Dir John Hamburg. US. 2009. 104 mins
A Judd Apatow-esque mix of the buddy and romantic comedy genres, I Love You, Man hits the funny bone often if never particularly hard. With Apatow regulars Paul Rudd and Jason Segel appealingly teamed for writer-director John Hamburg (Apatow himself is not involved), this Paramount-distributed Dreamworks production should pull a sizeable audience of male and female moviegoers, though the bulk of its business will probably be done in the US rather than international markets.
After opening the hip SXSW festival last weekend, this R-rated self-styled ‘bromantic comedy’ goes wide in North America on March 20 with not much direct competition to worry about in the run-up to the summer blockbuster season. Paramount will be hoping to capitalise on the story’s nuptial backdrop to attract a larger female audience than is usual for the genre.
Performances in the international marketplace - where openings are mostly in April and May — may not be as strong. Raunchy romcoms often do less well outside the US and Rudd and Segel are not as recognisable outside their home shores.
Rudd (co-star of last year’s Role Models and a supporting player in Forgetting Sarah Marshall, Knocked Up and The 40-Year-Old Virgin) plays Peter Klaven, a likeable but slightly wimpy Los Angeles real estate agent planning to marry the woman of his dreams Zooey (Rashida Jones).
Realising he has no candidates for best man, Peter sets out to make some male friends and, after a series of awkward ‘man-dates,’ meets Sydney Fife (Segel, who also appeared in Knocked Up before starring in Forgetting Sarah Marshall), a self-confident free spirit with a healthy appetite for booze, rock and divorcees.
The script, by Hamburg (who also co-wrote Meet The Parents and its sequel) and Dr Dolittle co-writer Larry Levin, punctuates the male bonding between Peter and Sydney with scenes involving Zooey and her sassy girlfriends, giving the film a Sex and the City angle which should help broaden its appeal.
Peter’s changing relationships with Sydney and Zooey give the film what little dramatic shape it has but most of the real attraction lies in characters and comedy.
The background characters include some straightforward romcom stereotypes and a few twists on stereotypes, such as Peter’s gay but more macho brother (played by Andy Samberg). The central characters are both fairly familiar as well, though there are some different nuances. Sydney, for example, has a slightly creepy side that makes the story more interesting even as it makes the character less appealing.

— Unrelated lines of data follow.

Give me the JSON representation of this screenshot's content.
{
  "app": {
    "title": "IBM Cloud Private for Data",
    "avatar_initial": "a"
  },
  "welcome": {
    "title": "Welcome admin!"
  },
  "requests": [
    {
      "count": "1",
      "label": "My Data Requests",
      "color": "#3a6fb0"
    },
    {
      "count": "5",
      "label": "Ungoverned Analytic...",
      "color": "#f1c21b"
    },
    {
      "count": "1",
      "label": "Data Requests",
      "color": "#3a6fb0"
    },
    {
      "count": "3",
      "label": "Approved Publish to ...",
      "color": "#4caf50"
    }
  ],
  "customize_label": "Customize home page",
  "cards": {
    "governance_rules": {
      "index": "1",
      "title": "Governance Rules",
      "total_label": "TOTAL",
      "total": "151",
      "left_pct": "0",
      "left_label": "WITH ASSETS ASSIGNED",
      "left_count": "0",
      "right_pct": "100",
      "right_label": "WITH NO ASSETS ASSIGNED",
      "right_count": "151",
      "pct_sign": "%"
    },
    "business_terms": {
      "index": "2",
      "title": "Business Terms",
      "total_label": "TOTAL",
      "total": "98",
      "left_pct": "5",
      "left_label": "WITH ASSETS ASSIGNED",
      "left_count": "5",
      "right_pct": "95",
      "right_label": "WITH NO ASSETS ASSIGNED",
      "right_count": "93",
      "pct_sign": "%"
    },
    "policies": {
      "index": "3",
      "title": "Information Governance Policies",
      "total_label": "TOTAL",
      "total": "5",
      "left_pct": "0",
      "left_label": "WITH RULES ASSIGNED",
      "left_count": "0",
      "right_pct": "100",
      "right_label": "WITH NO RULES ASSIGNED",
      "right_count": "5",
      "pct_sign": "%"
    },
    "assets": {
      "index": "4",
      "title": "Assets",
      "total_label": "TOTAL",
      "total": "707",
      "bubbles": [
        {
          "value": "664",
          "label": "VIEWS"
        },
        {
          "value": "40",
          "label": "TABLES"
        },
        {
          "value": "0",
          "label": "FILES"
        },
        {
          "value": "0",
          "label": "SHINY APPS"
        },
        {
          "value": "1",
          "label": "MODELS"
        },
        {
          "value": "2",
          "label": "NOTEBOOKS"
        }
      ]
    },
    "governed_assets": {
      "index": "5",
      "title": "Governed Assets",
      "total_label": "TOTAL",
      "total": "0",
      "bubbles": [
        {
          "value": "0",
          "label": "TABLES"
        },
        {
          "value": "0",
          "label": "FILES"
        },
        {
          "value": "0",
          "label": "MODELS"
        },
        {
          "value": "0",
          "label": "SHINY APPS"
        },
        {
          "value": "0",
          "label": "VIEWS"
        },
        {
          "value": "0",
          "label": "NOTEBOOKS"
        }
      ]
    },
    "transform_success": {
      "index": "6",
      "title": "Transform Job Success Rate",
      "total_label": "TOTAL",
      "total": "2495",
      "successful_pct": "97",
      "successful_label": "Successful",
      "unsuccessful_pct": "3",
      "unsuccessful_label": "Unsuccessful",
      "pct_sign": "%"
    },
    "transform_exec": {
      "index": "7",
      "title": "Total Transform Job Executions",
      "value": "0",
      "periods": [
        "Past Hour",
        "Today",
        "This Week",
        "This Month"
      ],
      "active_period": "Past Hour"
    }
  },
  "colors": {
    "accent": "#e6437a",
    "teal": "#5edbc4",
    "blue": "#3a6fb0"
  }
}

The comedy produces plenty of chuckles. There’s the running joke of two hetero guys acting like a couple, some enthusiastically raunchy dialogue and some amusing bits of comic business such as Peter’s attempts at dude slang and cameo appearances from Lou Ferrigno and rock band Rush.
What’s mostly missing, however, are really funny set pieces. Rudd and Segel find some nicely naturalistic moments in their scenes together but the script doesn’t give them the situations necessary to produce big laughs. And it only finds the kind of sweetness which offsets the raunch in the best examples of this genre in the final wedding sequence.
Rudd and Segel make a strong comedy duo, with their characters’ different personalities echoed in the actors’ different physiques. Notable supporting performances come from actor-director Jon Favreau as the dork-hating husband of one of Zooey’s girlfriends and Thomas Lennon as one of Peter’s man-dates.
Hamburg tries to make Los Angeles itself into a kind of supporting character, shooting sequences at an LA Galaxy football match and in recognisable locations in the city’s Venice and Silver Lake districts.
De Line Pictures
Bernard Gayle Productions
Montecito Picture Company
Donald De Line
J K Simmons